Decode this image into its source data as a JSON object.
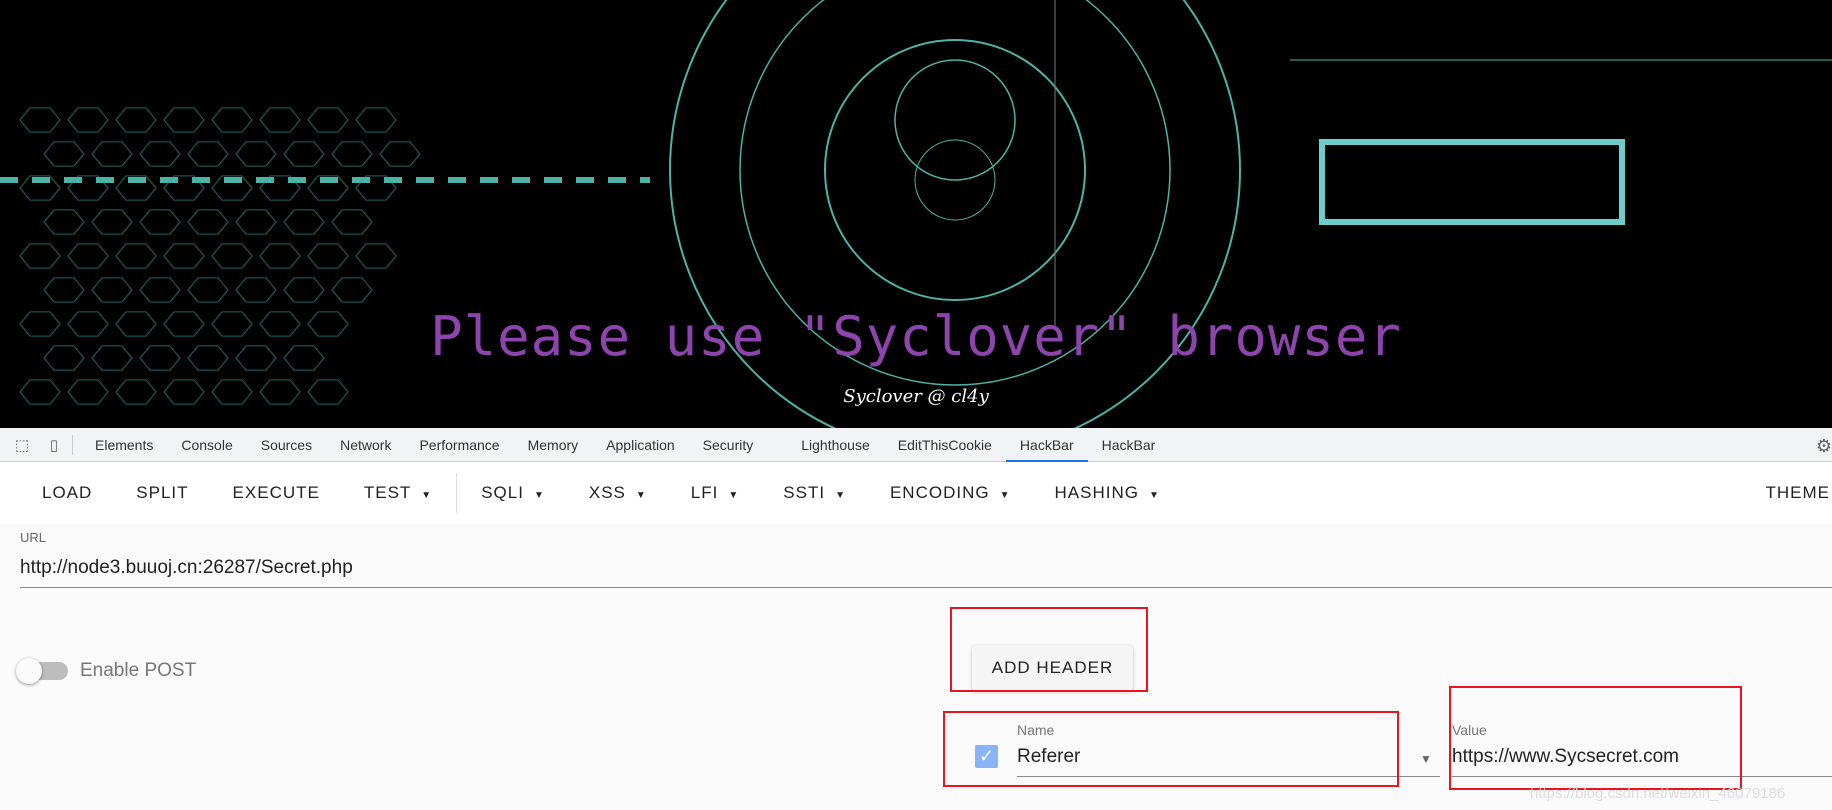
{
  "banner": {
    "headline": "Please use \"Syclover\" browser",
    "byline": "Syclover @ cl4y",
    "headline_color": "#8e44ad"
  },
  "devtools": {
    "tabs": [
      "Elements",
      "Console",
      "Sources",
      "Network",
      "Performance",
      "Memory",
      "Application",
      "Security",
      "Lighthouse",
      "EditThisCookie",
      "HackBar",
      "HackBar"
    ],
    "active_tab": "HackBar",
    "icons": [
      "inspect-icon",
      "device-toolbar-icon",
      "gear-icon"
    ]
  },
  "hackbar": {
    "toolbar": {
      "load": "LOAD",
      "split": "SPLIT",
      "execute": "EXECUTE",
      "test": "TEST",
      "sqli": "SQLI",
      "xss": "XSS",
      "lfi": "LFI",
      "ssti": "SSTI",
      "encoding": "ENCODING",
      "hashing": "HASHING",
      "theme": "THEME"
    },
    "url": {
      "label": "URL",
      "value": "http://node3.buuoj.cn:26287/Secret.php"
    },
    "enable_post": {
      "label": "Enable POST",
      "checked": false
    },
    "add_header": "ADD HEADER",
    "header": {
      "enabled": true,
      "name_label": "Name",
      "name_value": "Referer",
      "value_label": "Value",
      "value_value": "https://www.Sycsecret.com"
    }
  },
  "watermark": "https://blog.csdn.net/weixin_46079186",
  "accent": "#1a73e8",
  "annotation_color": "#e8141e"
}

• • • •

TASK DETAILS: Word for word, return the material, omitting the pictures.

FINAL ANSWER:
Decode this image into its source data as a JSON object.
{
  "banner": {
    "headline": "Please use \"Syclover\" browser",
    "byline": "Syclover @ cl4y",
    "headline_color": "#8e44ad"
  },
  "devtools": {
    "tabs": [
      "Elements",
      "Console",
      "Sources",
      "Network",
      "Performance",
      "Memory",
      "Application",
      "Security",
      "Lighthouse",
      "EditThisCookie",
      "HackBar",
      "HackBar"
    ],
    "active_tab": "HackBar",
    "icons": [
      "inspect-icon",
      "device-toolbar-icon",
      "gear-icon"
    ]
  },
  "hackbar": {
    "toolbar": {
      "load": "LOAD",
      "split": "SPLIT",
      "execute": "EXECUTE",
      "test": "TEST",
      "sqli": "SQLI",
      "xss": "XSS",
      "lfi": "LFI",
      "ssti": "SSTI",
      "encoding": "ENCODING",
      "hashing": "HASHING",
      "theme": "THEME"
    },
    "url": {
      "label": "URL",
      "value": "http://node3.buuoj.cn:26287/Secret.php"
    },
    "enable_post": {
      "label": "Enable POST",
      "checked": false
    },
    "add_header": "ADD HEADER",
    "header": {
      "enabled": true,
      "name_label": "Name",
      "name_value": "Referer",
      "value_label": "Value",
      "value_value": "https://www.Sycsecret.com"
    }
  },
  "watermark": "https://blog.csdn.net/weixin_46079186",
  "accent": "#1a73e8",
  "annotation_color": "#e8141e"
}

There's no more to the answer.